You should be in the clear on being able to file for an ex-spousal benefit without triggering your own retirement benefit. But I’d make it clear when you contact Social Security that you want to file only for your ex-spousal benefit and do not want to trigger filing for your own retirement benefit at the same time. Make sure the representative understands this. If not, ask to speak with a supervisor, or end the conversation and try another representative.
As to the timing of your filing, I certainly understand your hesitance about waiting. If you do file before full retirement age and have other wage income, your benefits might be reduced by Social Security’s earnings test. Normally, these reductions would be temporary and would be restored to you in the form of higher benefits once you’ve reached FRA.
However, the restoration may only apply to your ex-spousal benefit. Because your own retirement benefit will be the larger of the two, and because Social Security will only pay you an amount roughly equal to that larger benefit, you might not get back all of your benefits lost due to the earnings test. The short answer is, if the earnings test would take a big bite out of your ex-spousal benefits, I’d wait until FRA to claim them.
As for the annulment issue, you have me stumped! I could bounce this question off of my contacts at Social Security but it would take them a long time to get back to me. So, you might want to pursue this on your own. However, if you run into a problem here, please do get back in touch, and I will inquire for you.
Best of luck
Mr. Moeller – thank you so much for your prompt response! I’ve decided at my appointment with SS to just show the marriage license and “divorce” papers and let them determine whether it’s an issue. I’m using the appointment as an informational one and don’t plan on filing for any benefits. Thanks again! Have a great summer!

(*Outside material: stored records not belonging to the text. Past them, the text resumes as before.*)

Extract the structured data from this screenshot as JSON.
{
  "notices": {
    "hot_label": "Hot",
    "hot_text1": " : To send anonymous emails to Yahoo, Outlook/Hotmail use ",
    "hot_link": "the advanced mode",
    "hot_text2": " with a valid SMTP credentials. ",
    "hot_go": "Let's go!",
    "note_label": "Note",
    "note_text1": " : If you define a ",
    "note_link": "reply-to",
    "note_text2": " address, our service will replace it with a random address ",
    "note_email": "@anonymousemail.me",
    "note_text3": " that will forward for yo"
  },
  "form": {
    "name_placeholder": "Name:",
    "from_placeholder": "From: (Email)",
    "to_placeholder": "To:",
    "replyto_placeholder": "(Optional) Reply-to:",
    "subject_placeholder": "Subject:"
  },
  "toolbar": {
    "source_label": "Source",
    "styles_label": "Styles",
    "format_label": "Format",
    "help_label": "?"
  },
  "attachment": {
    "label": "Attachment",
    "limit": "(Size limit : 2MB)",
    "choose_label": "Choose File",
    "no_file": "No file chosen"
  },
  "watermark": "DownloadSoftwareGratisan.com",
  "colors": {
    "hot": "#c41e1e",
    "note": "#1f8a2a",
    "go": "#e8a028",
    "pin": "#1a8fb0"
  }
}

I want to give you an update regarding my question to you about receiving spousal benefits with an annulment of my 16 year marriage.
I went to the Social Security office in Los Angeles today with the certified copies of my marriage certificate and annulment and asked if I qualified for spousal benefits. At first the representative said “no” because the annulment voided the marriage. I asked her if the Marvin v. Marvin case (the one regarding palimony) would have any bearing on my eligibility. At that, she looked up “deemed marriage” and “deemed spouse” and read it to me and it fit my circumstances. In essence, if someone goes through a marriage ceremony in good faith that the marriage was valid and afterwards there is a legal impediment not the fault of the person, then social security considers it a “deemed marriage” and benefits are available. So when I turn 66, I can get spousal benefits until I turn 70, then switch to mine.

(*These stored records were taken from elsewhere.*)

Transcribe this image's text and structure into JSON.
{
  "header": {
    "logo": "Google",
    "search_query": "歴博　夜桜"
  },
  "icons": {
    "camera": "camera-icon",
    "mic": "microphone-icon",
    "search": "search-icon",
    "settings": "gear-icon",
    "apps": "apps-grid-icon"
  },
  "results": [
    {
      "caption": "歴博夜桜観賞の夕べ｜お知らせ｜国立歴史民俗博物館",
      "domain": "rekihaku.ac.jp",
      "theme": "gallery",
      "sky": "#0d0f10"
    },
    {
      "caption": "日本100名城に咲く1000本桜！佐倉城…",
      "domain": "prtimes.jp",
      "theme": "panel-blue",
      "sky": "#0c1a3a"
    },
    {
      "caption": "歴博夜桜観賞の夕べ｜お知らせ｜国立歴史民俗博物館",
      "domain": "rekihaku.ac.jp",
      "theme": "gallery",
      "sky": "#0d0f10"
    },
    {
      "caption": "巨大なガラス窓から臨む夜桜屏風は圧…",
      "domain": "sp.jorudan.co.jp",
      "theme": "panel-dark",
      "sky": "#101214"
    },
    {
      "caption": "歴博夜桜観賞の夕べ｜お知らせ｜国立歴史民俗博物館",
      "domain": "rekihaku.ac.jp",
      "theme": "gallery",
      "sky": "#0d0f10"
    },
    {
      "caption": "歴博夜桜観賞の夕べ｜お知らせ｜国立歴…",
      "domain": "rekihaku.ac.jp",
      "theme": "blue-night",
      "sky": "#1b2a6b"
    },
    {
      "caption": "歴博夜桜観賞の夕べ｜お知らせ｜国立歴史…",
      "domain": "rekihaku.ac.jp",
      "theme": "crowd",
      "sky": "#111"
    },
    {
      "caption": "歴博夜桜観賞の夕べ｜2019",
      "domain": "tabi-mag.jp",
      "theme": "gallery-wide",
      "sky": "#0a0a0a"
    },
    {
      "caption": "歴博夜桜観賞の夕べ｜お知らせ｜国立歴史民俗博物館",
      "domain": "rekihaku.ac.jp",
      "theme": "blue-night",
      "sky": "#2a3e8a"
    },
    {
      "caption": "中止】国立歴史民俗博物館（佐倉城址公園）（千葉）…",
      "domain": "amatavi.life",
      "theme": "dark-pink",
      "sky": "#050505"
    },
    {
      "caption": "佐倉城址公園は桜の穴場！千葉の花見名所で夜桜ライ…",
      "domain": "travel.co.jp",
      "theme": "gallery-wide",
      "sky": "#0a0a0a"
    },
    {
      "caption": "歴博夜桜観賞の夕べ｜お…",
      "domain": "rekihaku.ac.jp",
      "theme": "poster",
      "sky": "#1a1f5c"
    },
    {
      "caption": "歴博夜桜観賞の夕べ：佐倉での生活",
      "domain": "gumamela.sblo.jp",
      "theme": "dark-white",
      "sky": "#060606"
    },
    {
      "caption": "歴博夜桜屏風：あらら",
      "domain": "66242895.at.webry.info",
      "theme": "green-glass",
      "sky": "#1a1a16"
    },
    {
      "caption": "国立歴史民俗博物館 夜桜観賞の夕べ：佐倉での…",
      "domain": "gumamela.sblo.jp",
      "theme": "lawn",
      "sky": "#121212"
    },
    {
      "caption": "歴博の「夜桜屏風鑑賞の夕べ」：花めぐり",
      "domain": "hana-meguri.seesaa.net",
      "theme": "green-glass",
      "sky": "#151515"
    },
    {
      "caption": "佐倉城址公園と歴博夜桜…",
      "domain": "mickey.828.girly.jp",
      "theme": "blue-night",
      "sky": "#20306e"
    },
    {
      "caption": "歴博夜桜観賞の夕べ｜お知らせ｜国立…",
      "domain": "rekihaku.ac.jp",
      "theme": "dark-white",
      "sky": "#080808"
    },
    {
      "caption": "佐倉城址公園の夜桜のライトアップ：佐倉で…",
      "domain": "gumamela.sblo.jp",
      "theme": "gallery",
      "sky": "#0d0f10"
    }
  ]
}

The representative said she had never had a case like mine!
I wanted to let you know in case you run into this question again and I also wanted to thank you so much again for your book and information. I’m now going to be able to retire at 66 instead of 70 and still be able to max out my social security!! I’m so excited!